Assigned task → Which lines of the data below contain "count"? Please show them all.

Records for processing →
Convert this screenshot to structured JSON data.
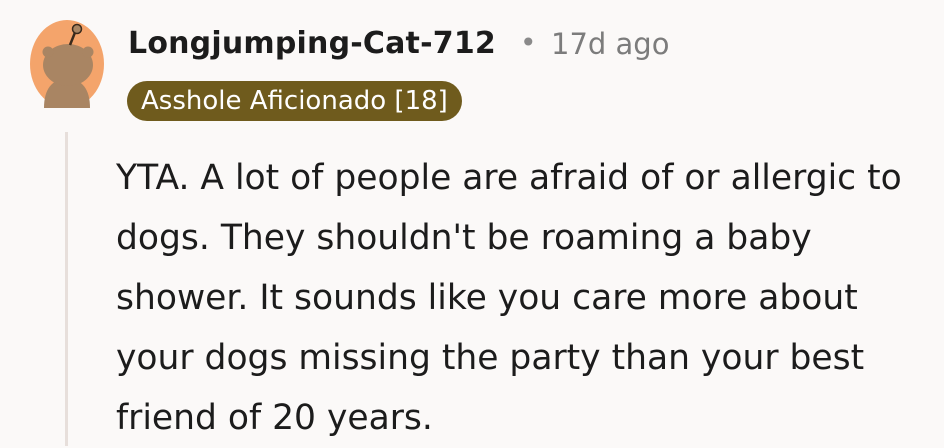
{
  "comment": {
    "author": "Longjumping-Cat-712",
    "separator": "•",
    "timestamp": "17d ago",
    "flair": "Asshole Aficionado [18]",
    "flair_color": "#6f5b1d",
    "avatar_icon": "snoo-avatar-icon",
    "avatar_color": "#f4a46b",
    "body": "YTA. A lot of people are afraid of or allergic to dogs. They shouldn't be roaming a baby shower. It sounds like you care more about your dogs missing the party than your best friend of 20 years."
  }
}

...

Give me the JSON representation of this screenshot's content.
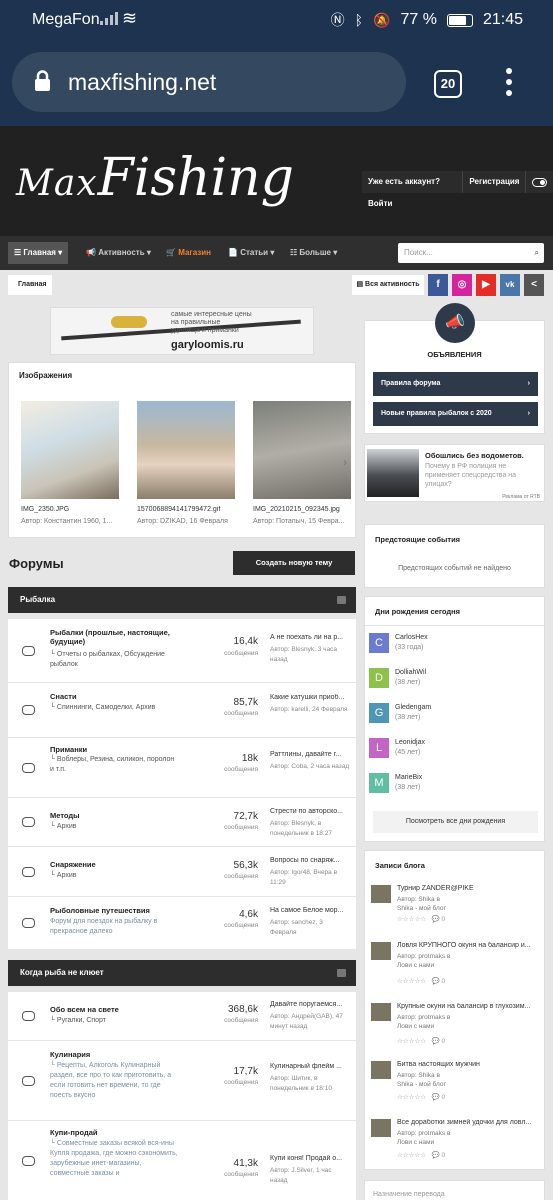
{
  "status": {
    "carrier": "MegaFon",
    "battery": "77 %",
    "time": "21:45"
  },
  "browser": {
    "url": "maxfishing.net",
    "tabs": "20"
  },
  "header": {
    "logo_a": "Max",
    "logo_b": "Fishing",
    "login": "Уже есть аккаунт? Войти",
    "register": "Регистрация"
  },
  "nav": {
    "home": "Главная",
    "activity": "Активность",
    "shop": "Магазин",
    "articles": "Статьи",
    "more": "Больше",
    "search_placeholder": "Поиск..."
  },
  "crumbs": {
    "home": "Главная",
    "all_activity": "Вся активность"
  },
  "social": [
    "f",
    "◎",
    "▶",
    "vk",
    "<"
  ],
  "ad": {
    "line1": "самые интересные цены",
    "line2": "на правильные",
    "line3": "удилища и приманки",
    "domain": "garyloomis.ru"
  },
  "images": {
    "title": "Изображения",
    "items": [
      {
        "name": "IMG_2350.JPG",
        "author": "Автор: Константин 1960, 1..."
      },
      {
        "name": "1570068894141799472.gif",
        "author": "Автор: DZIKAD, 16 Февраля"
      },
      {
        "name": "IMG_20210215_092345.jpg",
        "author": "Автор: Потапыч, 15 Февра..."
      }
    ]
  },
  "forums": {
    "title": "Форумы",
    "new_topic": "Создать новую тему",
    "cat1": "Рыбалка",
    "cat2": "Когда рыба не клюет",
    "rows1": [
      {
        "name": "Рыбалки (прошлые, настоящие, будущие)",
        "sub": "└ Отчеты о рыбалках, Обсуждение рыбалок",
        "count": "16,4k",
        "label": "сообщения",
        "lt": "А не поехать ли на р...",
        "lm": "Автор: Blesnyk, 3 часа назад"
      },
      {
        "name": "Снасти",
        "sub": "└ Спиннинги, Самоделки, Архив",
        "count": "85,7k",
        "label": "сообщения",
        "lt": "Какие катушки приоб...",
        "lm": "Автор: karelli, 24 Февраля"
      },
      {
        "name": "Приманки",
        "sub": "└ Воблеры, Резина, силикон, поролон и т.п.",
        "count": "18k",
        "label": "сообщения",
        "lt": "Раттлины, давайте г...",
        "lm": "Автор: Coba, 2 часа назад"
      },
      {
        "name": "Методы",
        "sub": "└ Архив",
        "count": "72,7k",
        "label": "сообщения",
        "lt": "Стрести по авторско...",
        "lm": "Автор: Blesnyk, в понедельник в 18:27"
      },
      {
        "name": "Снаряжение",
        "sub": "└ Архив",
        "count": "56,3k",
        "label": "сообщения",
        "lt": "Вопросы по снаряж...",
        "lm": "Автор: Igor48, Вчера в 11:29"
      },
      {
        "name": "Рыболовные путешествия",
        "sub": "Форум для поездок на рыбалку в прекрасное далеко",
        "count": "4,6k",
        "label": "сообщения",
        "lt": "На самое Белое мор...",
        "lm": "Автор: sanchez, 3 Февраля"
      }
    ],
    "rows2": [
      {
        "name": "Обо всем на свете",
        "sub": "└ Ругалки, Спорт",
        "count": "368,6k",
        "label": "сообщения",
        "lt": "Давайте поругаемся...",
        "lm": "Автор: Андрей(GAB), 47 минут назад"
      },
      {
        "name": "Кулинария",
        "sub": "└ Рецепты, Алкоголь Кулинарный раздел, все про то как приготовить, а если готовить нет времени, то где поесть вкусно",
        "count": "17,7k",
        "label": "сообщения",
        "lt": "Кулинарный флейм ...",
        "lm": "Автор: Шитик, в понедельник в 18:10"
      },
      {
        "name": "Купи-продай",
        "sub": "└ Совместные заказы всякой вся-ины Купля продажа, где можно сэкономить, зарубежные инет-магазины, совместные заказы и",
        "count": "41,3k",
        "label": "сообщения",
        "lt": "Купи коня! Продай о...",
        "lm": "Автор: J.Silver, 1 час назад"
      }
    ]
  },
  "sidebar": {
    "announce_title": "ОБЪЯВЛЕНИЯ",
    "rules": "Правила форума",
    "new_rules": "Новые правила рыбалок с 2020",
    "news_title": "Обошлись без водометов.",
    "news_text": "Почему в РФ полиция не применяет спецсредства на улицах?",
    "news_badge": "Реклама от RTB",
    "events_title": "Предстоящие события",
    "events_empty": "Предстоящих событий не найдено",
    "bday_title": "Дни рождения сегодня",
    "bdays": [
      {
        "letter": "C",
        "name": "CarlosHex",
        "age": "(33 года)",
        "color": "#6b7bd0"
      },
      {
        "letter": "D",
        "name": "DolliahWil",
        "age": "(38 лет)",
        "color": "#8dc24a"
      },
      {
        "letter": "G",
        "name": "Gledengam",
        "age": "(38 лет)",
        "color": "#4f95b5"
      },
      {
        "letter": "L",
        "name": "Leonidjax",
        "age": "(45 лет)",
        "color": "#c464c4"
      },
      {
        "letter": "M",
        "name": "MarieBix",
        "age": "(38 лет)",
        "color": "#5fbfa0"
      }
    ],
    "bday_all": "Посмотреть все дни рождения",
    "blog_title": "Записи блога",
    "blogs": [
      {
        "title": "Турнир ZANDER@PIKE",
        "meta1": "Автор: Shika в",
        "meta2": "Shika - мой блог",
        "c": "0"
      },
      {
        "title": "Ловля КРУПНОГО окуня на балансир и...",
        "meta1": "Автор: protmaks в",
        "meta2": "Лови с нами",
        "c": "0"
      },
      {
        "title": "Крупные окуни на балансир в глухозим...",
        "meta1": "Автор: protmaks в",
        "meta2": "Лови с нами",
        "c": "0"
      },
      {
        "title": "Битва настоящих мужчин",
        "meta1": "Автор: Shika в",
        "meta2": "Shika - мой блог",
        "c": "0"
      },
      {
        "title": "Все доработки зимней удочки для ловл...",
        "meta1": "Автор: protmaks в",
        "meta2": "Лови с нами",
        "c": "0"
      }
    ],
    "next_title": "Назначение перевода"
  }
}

Task output →
        "count": "16,4k",
        "count": "85,7k",
        "count": "18k",
        "count": "72,7k",
        "count": "56,3k",
        "count": "4,6k",
        "count": "368,6k",
        "count": "17,7k",
        "count": "41,3k",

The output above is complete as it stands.